By Khaled Hosseini
Sunday, October 12, 2008
I prefer to discuss politics through my novels, but I am truly dismayed these days. Twice last week alone, speakers at McCain-Palin rallies have referred to Sen. Barack Obama, with unveiled scorn, as Barack Hussein Obama.
Never mind that this evokes -- and brazenly tries to resurrect -- the unsavory, cruel days of our past that we thought we had left behind. Never mind that such jeers are deeply offensive to millions of peaceful, law-abiding Muslim Americans who must bear the unveiled charge, made by some supporters of Sen. John McCain and Gov. Sarah Palin, that Obama's middle name makes him someone to distrust -- and, judging by some of the crowd reactions at these rallies, someone to persecute or even kill. As a secular Muslim, I too was offended. Obama's middle name differs from my last name by only two vowels. Does the McCain-Palin campaign view me as a pariah too? Do McCain and Palin think there's something wrong with my name?
But never mind any of that.
The real affront is the lack of firm response from either McCain or Palin. Neither has had the moral courage, when taking the stage, to grasp the microphone, turn to the presenter and, right then and there, denounce the use of Obama's middle name as an insult. Instead, they have simply delivered their stump speeches, lacing into Obama as if nothing out-of-bounds had just happened. The McCain-Palin ticket has given toxic speeches accusing Obama of being a friend of terrorists, then released short, meek repudiations of some of the rough stuff, including McCain's call Friday to "be respectful." Back in February, the Arizona senator apologized for the "disparaging remarks" from a talk-radio host who sneered repeatedly about "Barack Hussein Obama" before a McCain rally. "We will have a respectful debate," McCain insisted afterward. But pretending to douse flames that you are busy fanning does not qualify as straight talk.
What I find most unconscionable is the refusal of the McCain-Palin tandem to publicly condemn the cries of "traitor," "liar," "terrorist" and (worst of all) "kill him!" that could be heard at recent rallies. McCain is perfectly capable of telling hecklers off. But not once did he or his running mate bother to admonish the people yelling these obscene -- and potentially dangerous -- words. They may not have been able to hear the slurs at the rallies, but surely they have had ample time since to get on camera and warn that this sort of ugliness has no place in an election season. But they have not. Simply calling Obama "a decent person" is not enough.
Is inaction tantamount to consent? The McCain campaign certainly thinks so when it comes to Obama and incendiary remarks from the Rev. Jeremiah Wright. By their own inaction, then, are McCain and Palin condoning these slurs? Or worse, are they willfully inciting the angry and venomous response that we have been witnessing at their rallies? If not, then what reaction are they hoping to evoke by their relentless public suggestions that Obama is basically an anti-American liar who won't put "country first" and has an affection for terrorists? Do they not understand the kind of fire they are playing with?

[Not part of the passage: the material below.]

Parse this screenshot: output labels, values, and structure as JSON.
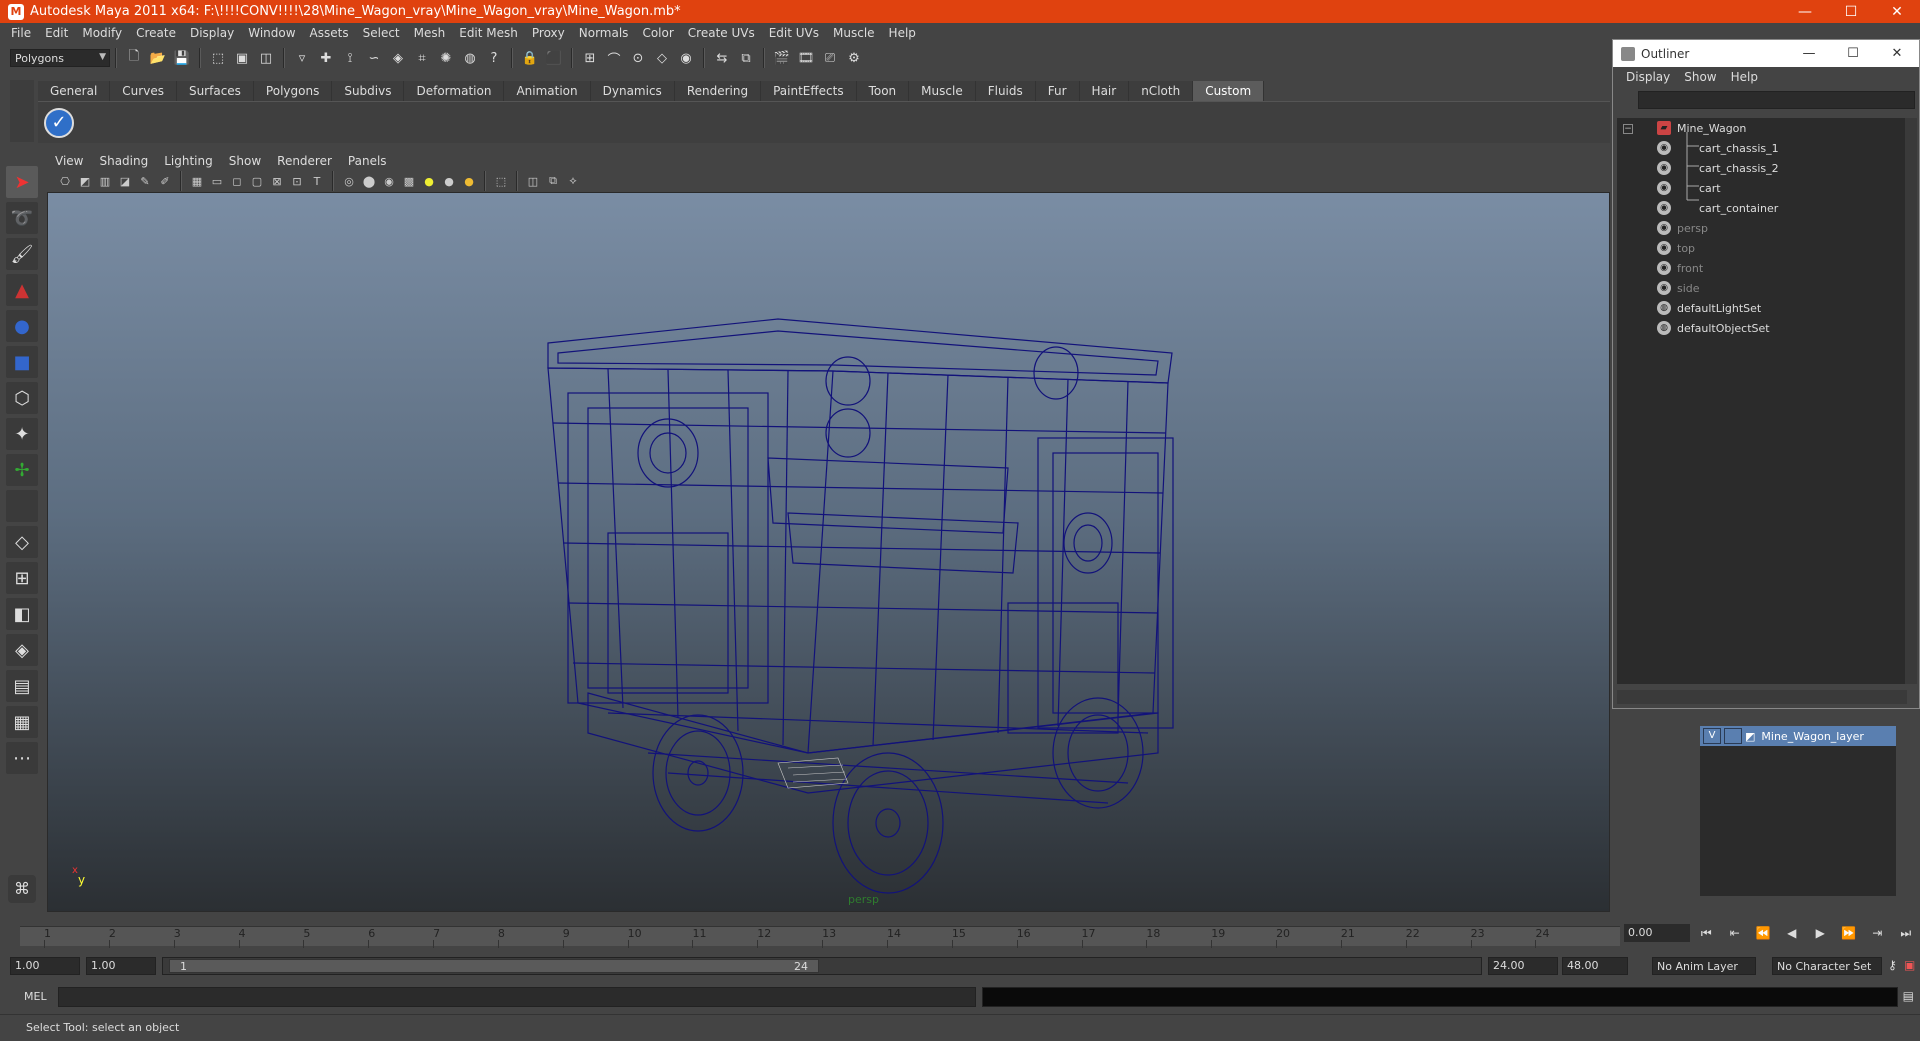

I -- and, I suspect, millions of Americans like me, Republicans and Democrats alike -- couldn't care less about Obama's middle name or the ridiculous six-degrees-of-separation game that is the William Ayers non-issue. The Taliban are clawing their way back in Afghanistan, the country that I hope many of my fellow Americans have come to understand better through my novels. People are losing their homes and their jobs and are watching the future slip away from them. But instead of addressing these problems, the McCain-Palin ticket is doing its best to distract Americans by provoking fear, anxiety and hatred. Country first? Hardly.
Khaled Hosseini is the author of "The Kite Runner" and "A Thousand Splendid Suns."